WHAT YOU SHOULD DO -
A complete answer lists every line of the entries below where the string "JSON" appears.

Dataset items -
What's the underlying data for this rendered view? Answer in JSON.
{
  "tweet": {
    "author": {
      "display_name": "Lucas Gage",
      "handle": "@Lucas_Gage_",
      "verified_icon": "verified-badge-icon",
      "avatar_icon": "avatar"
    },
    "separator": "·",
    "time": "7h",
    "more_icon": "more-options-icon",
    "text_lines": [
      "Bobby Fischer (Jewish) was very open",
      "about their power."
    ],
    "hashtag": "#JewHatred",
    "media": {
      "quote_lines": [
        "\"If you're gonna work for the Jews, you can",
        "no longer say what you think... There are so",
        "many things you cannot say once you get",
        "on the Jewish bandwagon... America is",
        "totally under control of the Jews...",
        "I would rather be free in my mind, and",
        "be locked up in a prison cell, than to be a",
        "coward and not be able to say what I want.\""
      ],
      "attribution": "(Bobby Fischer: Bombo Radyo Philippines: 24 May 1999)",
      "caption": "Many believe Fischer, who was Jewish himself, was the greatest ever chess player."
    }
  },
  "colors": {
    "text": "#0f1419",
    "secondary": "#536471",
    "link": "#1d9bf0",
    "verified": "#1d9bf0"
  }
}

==

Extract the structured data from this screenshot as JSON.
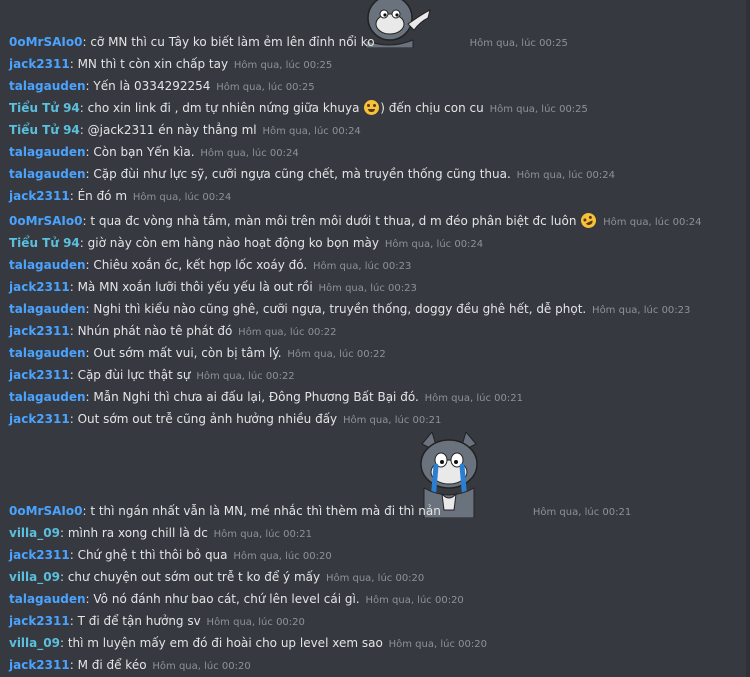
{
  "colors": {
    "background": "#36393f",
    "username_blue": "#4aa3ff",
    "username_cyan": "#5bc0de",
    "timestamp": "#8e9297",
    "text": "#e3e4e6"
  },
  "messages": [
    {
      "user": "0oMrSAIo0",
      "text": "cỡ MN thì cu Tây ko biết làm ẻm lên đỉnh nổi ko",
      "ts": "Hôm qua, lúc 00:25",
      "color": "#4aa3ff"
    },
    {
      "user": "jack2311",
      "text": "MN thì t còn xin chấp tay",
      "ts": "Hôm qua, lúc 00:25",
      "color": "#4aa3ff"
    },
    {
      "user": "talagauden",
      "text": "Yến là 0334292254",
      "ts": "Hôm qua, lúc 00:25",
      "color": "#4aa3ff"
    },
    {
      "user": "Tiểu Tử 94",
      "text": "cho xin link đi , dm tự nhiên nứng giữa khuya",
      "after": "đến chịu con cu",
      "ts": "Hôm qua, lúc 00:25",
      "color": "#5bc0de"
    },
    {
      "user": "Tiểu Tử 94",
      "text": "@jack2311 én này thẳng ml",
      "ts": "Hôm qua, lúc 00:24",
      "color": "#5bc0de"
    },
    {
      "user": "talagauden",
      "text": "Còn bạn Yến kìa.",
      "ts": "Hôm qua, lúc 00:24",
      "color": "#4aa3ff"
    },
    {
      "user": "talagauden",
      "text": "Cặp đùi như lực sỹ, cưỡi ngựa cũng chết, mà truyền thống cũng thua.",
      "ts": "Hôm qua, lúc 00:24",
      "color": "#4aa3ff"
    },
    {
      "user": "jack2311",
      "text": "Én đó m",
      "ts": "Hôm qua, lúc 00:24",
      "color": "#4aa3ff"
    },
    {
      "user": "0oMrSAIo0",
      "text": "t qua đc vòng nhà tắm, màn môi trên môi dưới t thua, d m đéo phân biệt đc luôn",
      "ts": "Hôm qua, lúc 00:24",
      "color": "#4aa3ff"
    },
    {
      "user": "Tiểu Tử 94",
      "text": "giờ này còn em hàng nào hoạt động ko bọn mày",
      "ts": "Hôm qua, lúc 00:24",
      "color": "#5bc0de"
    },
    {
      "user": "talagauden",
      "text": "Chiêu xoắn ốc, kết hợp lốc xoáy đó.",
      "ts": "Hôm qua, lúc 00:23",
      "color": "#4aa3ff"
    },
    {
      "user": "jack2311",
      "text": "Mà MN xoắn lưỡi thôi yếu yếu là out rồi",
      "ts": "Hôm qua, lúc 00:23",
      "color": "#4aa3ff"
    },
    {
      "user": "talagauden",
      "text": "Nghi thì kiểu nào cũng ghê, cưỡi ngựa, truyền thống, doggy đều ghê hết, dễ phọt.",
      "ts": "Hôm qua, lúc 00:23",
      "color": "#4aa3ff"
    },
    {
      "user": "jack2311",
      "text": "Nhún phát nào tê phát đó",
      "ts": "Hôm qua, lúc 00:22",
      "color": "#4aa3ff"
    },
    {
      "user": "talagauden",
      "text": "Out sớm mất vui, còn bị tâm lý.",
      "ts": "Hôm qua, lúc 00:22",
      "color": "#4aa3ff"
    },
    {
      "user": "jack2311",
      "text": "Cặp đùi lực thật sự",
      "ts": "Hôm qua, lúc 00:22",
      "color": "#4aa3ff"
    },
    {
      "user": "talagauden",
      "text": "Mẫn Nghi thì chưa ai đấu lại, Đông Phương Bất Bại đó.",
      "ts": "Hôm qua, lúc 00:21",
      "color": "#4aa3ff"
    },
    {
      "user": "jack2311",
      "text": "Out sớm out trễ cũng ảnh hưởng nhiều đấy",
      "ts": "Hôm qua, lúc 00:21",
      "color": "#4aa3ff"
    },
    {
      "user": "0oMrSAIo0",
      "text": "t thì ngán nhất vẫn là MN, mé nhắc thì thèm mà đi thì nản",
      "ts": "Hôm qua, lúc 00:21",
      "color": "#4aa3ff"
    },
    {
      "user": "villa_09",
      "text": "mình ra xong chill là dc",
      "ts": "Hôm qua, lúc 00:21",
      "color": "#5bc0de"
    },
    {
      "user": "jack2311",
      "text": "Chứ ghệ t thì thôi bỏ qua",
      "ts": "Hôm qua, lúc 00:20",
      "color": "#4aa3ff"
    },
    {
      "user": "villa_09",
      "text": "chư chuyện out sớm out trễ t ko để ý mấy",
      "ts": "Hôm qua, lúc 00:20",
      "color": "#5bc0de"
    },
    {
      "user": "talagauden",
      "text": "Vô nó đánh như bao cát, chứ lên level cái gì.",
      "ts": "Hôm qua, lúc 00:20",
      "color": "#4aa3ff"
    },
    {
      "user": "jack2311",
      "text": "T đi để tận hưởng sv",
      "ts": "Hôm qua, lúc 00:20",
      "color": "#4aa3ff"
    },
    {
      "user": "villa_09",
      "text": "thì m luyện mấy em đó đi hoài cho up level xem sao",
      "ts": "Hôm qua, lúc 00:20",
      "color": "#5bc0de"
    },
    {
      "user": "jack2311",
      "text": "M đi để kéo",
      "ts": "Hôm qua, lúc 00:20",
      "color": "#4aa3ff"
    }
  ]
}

THE COMPLETED TASK -
What's the underlying data for this rendered view? Answer in JSON.
Extract the structured data from this screenshot as JSON.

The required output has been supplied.